A majority of the worlds’ 628 million unemployed young people are girls and young women.  Barriers caused by gender inequity often prevent girls from finishing their education and, consequently, building the skills they need to access decent work and break the cycle of poverty. Child marriage and gender based violence, as examples, can cause girls to drop out of school and “limits their opportunities for community participation, including employment". According to the Population Council, a delayed marriage or living free from violence allows a girl, “her family, community, and country experience better health, economic, and social outcomes.” 
If adolescent girls and young women do find work, it is often unseen, undervalued, and many times dangerous. They are the primary caretakers of younger children and perform most domestic work.
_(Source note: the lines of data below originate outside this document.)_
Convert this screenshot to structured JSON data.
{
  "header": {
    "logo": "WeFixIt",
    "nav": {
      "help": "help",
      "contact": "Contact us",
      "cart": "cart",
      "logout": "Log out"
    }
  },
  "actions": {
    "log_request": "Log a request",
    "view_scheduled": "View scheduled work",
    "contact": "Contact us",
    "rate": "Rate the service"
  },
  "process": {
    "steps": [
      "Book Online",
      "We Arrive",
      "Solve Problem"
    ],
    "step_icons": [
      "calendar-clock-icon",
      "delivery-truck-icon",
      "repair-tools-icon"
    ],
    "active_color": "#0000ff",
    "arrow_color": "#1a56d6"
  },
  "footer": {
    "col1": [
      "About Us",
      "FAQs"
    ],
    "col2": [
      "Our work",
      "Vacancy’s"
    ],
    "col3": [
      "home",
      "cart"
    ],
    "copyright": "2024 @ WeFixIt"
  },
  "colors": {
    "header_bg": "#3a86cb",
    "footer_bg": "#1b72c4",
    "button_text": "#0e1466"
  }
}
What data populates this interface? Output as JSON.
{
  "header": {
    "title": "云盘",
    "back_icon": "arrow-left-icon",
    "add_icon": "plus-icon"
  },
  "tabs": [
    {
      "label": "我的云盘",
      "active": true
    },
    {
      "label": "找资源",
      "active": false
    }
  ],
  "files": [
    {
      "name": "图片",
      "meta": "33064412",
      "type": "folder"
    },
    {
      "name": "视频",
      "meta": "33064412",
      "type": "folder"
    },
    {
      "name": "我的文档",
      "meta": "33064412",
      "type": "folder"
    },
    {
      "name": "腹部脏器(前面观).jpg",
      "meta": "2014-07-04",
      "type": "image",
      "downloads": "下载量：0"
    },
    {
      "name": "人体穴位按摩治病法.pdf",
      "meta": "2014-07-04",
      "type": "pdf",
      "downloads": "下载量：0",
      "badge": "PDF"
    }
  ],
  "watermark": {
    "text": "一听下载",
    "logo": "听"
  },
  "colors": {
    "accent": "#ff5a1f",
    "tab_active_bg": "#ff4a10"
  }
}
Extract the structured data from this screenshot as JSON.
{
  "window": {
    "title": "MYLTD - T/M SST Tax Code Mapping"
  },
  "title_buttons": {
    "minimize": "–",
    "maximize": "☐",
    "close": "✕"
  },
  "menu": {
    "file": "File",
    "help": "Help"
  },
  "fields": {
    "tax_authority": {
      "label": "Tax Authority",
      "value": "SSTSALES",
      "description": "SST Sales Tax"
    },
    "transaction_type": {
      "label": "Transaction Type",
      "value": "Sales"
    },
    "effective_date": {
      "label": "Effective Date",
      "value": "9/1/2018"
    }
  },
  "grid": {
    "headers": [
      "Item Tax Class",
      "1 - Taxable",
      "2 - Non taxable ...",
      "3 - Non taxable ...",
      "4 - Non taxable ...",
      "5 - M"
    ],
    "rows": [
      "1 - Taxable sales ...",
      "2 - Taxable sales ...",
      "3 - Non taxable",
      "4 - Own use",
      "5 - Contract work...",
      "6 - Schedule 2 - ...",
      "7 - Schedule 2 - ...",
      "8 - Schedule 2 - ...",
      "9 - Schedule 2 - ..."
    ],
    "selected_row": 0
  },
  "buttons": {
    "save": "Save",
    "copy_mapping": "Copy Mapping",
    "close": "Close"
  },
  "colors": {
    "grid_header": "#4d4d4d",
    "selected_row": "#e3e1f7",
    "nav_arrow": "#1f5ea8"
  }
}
In desperate situations, their sexuality is used as a currency to support their families and themselves.
Women Win has seen how sport can be an effective tool to develop girls’ and young women’s leadership, and ultimately, provide pathways toward economic empowerment. Over the past several years, Women Win has developed the Leadership and Economic Empowerment Pathway (LEEP) -- an innovative framework that uses sport to support and accelerate leadership development among adolescent girls, guiding them through structured pathways toward targeted educational, entrepreneurial or career oriented goals.
Through LEEP, organisations can create sustainable sport programmes that develop female role models, provide jobs to girls who have completed the programme, and create pathways that prepare graduates to continue their education, start their own business, or become employed. LEEP can also aid organisations in reaching more girls for less cost.
Over the course of several years, Women Win has collaborated with experts in the fields of sport for development and economic empowerment, members of the Women Win’s Advisory Council and, most importantly, with a diverse group of grassroots practitioners and adolescent girls and young women (AGYW), to share their perspectives on income generation and knowledge on addressing economic empowerment and leadership through sport. These individuals work in women’s rights, sport and development, economic development, and in social enterprises and businesses large and small. Women Win programme partners generously provided detailed data and market insights, and patiently answered our questions.
The result of this collective learning is the Leadership and Economic Empowerment Guide. This Guide works in tandem with Women Win’s International Guide to Developing Sport Programmes for Girls (IG) to assist organisations to build effective and sustainable sport programmes. Women Win has demonstrated that sport can have a powerful effect on building economic, emotional and physical self-determination in girls, as well as changing the cultural limits they face. In this update, Women Win highlights the peer leadership and economic empowerment work of its programme partners, and shares strategies to reach more girls and enhance organisational and programme sustainability.
 “Young, Woman and Unemployed: The Triple Challenge.” Plan International, 2015